- US, and Australian/New Zealand power plugs will work. European it’s best to arrive with a universal power pack.
- BRING FOREIGN MEDICINE. Finding any sort of Western medicine is rather difficult. Something as simple as a headache tablet doesn’t exist here in China, or if they do they are incredibly difficult to find. So stash up on your headache and cold and flu tablets.
- Prepare yourself on getting sick. It will happen, it’s only a matter of time. It’s worse during winter in which you may get sick several times, while you may have a lingering cold for several weeks. Mentally prepare yourself or this facet as the initial months living abroad in China can be a little difficult. To be fair to China this is likely to happen if you move from one country to another.
- This last one is more general advice, but try not to get too depressed and angered over issues. Try and take things in your stride. You are in a different culture, in a different country, and in a place with different societal expectations and views. So try not to get too stressed out if things don’t seem to be going your way, you need to accept that some bad will happen along with the good. Take it as it is, that’s a general lesson for life and travel.
What did you think of our article ‘What’s It Like Living in China?‘ If you liked it please share, pin, comment.

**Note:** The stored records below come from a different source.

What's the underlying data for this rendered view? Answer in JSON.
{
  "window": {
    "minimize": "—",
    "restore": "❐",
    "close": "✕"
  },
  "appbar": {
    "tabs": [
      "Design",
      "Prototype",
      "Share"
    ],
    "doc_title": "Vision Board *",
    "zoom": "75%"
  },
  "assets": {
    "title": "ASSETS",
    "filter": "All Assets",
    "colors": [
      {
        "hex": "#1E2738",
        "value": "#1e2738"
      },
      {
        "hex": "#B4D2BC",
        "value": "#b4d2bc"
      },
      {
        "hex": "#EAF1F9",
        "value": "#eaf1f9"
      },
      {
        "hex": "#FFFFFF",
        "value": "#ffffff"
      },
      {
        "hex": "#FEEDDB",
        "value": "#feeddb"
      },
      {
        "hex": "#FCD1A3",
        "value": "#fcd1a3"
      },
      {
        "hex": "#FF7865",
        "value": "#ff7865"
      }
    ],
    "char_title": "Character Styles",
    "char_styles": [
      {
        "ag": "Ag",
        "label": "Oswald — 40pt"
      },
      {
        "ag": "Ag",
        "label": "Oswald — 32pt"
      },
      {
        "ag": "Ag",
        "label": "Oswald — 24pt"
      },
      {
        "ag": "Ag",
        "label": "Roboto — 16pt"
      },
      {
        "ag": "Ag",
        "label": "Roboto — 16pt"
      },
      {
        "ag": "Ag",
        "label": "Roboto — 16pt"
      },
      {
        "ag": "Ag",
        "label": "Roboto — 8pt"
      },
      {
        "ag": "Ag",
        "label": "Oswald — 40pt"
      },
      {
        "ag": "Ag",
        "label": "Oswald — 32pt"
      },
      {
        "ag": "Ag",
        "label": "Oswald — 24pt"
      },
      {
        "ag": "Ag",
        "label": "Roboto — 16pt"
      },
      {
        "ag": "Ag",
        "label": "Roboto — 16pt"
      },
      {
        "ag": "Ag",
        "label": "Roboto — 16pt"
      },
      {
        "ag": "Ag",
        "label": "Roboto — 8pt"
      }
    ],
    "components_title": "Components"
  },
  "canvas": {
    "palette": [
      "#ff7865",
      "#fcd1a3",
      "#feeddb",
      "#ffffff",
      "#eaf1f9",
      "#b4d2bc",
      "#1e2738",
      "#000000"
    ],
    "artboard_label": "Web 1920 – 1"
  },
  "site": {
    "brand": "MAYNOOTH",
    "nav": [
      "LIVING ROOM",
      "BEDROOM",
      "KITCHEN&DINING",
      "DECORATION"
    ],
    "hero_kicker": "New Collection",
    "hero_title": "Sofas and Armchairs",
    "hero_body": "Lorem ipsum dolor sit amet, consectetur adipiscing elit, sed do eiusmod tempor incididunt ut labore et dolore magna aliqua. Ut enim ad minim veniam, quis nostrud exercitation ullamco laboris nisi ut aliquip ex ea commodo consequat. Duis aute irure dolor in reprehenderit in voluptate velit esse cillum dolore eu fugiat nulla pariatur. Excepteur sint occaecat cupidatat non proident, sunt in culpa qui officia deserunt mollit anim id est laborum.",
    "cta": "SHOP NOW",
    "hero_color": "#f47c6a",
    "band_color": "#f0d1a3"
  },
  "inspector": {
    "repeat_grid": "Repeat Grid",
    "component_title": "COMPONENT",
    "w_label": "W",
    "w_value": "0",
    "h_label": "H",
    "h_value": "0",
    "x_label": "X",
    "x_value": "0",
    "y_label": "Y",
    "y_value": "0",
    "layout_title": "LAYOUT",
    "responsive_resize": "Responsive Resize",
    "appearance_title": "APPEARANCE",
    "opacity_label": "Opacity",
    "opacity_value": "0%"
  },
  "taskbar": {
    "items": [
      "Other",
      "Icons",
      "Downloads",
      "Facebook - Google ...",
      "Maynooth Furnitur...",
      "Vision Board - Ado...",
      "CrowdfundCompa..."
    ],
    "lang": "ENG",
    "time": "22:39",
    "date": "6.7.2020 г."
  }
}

If you’ve lived in China, or even travelled there before let us know on your thoughts on what it is like in China.